A word-for-word copy of the data, with no images, is the required answer.
──────── Records ────────
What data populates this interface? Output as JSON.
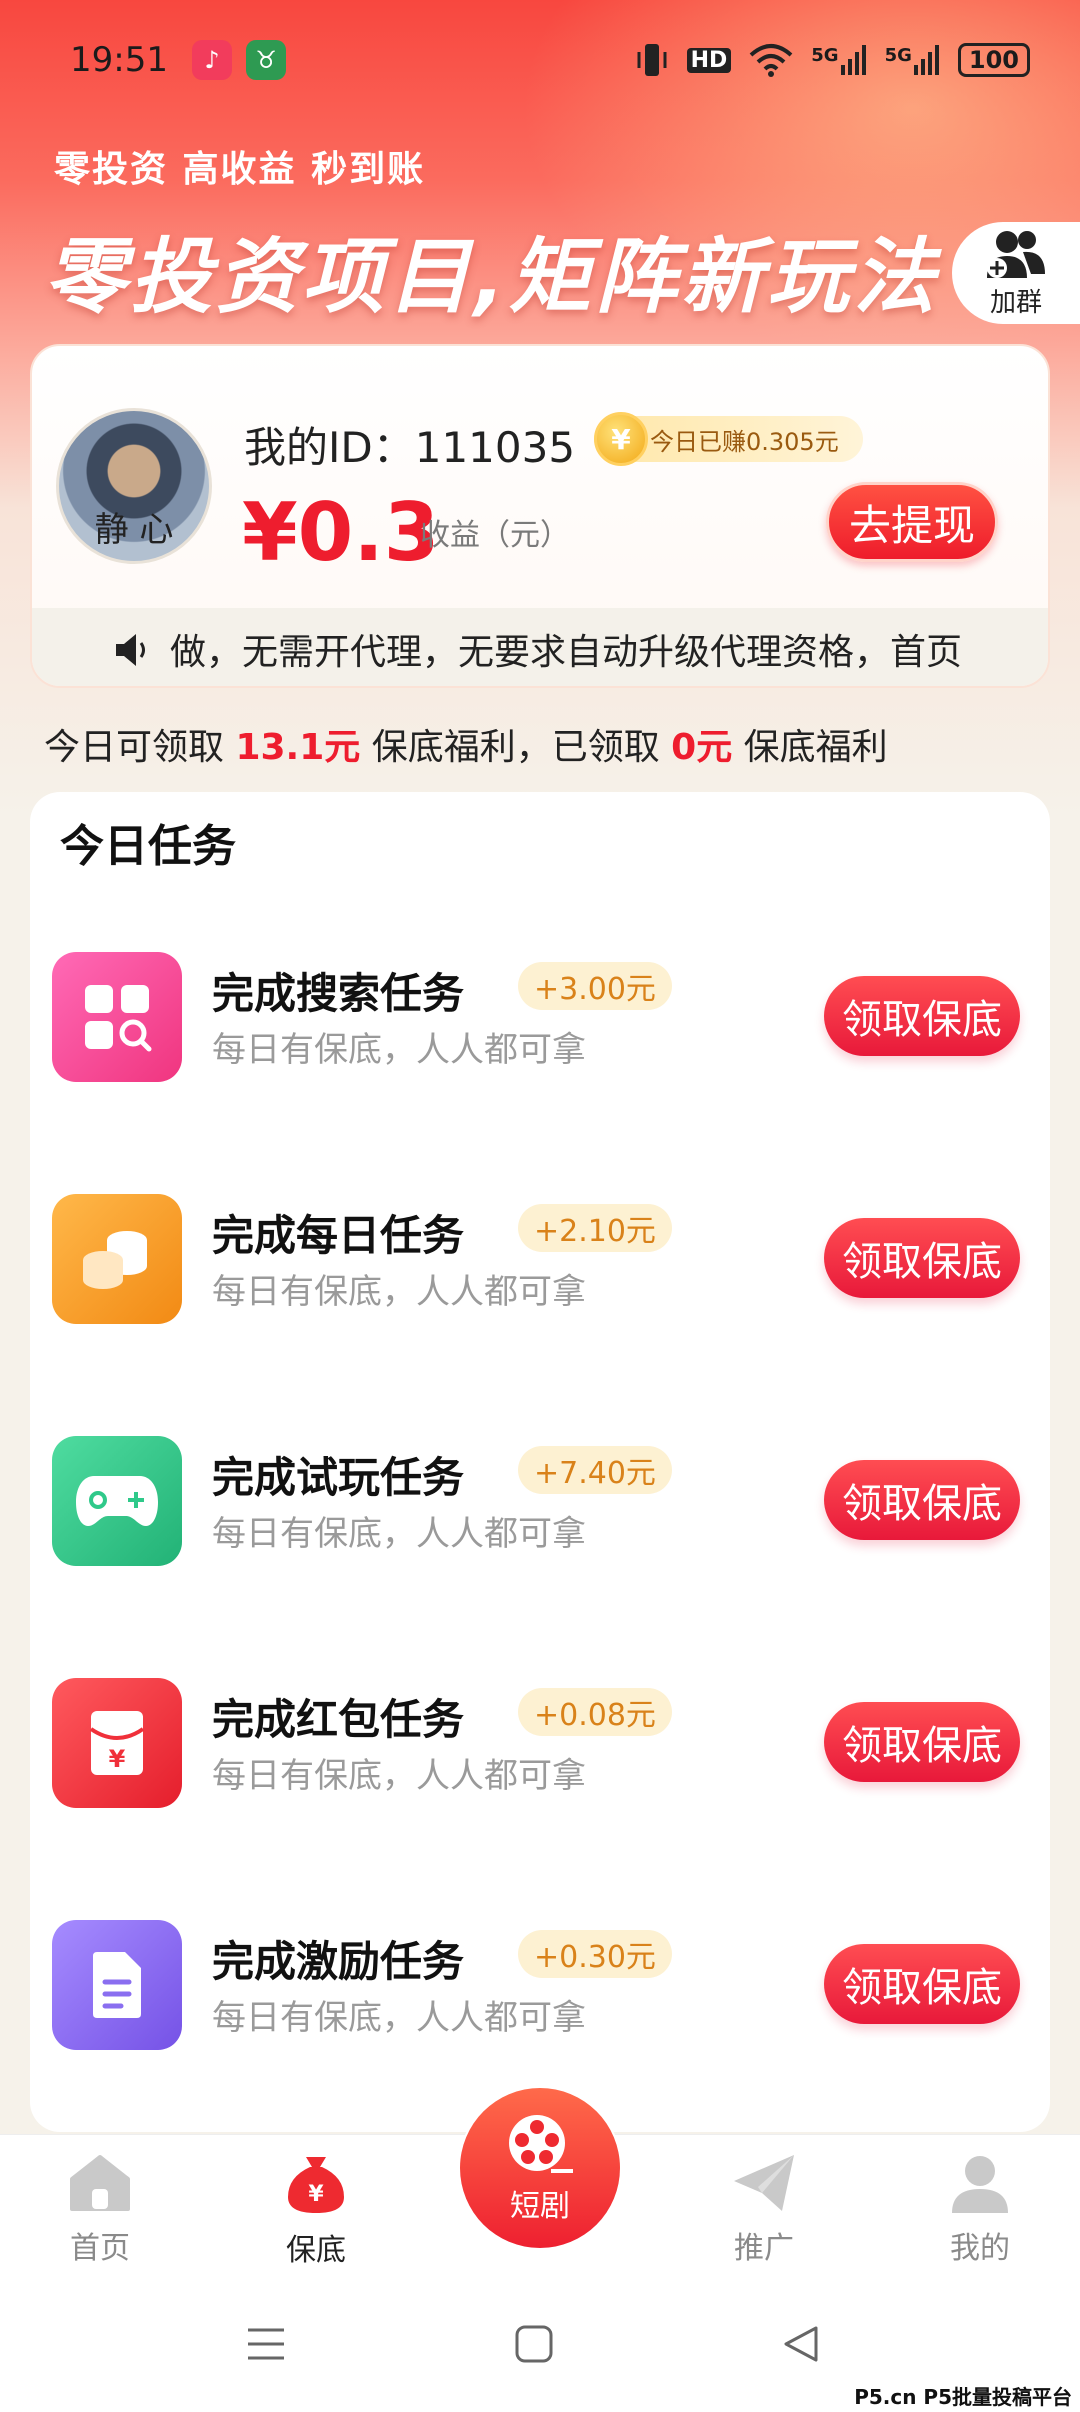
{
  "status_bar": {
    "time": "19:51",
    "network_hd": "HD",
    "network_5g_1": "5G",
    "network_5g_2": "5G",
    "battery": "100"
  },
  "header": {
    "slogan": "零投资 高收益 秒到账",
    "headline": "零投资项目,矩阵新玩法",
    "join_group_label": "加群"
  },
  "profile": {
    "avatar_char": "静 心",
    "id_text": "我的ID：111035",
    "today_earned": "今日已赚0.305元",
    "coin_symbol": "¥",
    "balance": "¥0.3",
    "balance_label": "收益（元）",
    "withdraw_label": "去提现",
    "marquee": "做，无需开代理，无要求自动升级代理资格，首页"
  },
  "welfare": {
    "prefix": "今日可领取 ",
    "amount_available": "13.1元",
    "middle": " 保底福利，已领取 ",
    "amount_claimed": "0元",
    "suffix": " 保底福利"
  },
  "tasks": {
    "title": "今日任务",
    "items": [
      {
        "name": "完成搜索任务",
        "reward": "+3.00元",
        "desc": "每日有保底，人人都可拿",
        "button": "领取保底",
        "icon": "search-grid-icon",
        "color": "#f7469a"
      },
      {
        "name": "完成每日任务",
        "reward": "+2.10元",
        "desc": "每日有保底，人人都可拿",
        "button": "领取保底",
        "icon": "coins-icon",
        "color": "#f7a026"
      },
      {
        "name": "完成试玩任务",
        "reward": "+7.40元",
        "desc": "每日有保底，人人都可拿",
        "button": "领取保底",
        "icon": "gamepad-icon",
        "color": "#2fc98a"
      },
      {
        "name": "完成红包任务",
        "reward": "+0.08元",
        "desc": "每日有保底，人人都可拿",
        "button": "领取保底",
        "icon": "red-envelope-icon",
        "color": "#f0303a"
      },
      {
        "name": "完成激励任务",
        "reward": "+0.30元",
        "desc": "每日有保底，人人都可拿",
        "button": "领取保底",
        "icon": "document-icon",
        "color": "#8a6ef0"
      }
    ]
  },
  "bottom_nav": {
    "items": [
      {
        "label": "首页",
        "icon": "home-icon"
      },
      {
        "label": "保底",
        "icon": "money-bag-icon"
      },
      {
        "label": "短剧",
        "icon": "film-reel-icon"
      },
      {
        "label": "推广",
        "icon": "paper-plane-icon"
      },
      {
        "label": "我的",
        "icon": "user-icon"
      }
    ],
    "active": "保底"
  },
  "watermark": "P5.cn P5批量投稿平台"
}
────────
## Result below:
What data populates this interface? Output as JSON.
{
  "status_bar": {
    "time": "19:51",
    "network_hd": "HD",
    "network_5g_1": "5G",
    "network_5g_2": "5G",
    "battery": "100"
  },
  "header": {
    "slogan": "零投资 高收益 秒到账",
    "headline": "零投资项目,矩阵新玩法",
    "join_group_label": "加群"
  },
  "profile": {
    "avatar_char": "静 心",
    "id_text": "我的ID：111035",
    "today_earned": "今日已赚0.305元",
    "coin_symbol": "¥",
    "balance": "¥0.3",
    "balance_label": "收益（元）",
    "withdraw_label": "去提现",
    "marquee": "做，无需开代理，无要求自动升级代理资格，首页"
  },
  "welfare": {
    "prefix": "今日可领取 ",
    "amount_available": "13.1元",
    "middle": " 保底福利，已领取 ",
    "amount_claimed": "0元",
    "suffix": " 保底福利"
  },
  "tasks": {
    "title": "今日任务",
    "items": [
      {
        "name": "完成搜索任务",
        "reward": "+3.00元",
        "desc": "每日有保底，人人都可拿",
        "button": "领取保底",
        "icon": "search-grid-icon",
        "color": "#f7469a"
      },
      {
        "name": "完成每日任务",
        "reward": "+2.10元",
        "desc": "每日有保底，人人都可拿",
        "button": "领取保底",
        "icon": "coins-icon",
        "color": "#f7a026"
      },
      {
        "name": "完成试玩任务",
        "reward": "+7.40元",
        "desc": "每日有保底，人人都可拿",
        "button": "领取保底",
        "icon": "gamepad-icon",
        "color": "#2fc98a"
      },
      {
        "name": "完成红包任务",
        "reward": "+0.08元",
        "desc": "每日有保底，人人都可拿",
        "button": "领取保底",
        "icon": "red-envelope-icon",
        "color": "#f0303a"
      },
      {
        "name": "完成激励任务",
        "reward": "+0.30元",
        "desc": "每日有保底，人人都可拿",
        "button": "领取保底",
        "icon": "document-icon",
        "color": "#8a6ef0"
      }
    ]
  },
  "bottom_nav": {
    "items": [
      {
        "label": "首页",
        "icon": "home-icon"
      },
      {
        "label": "保底",
        "icon": "money-bag-icon"
      },
      {
        "label": "短剧",
        "icon": "film-reel-icon"
      },
      {
        "label": "推广",
        "icon": "paper-plane-icon"
      },
      {
        "label": "我的",
        "icon": "user-icon"
      }
    ],
    "active": "保底"
  },
  "watermark": "P5.cn P5批量投稿平台"
}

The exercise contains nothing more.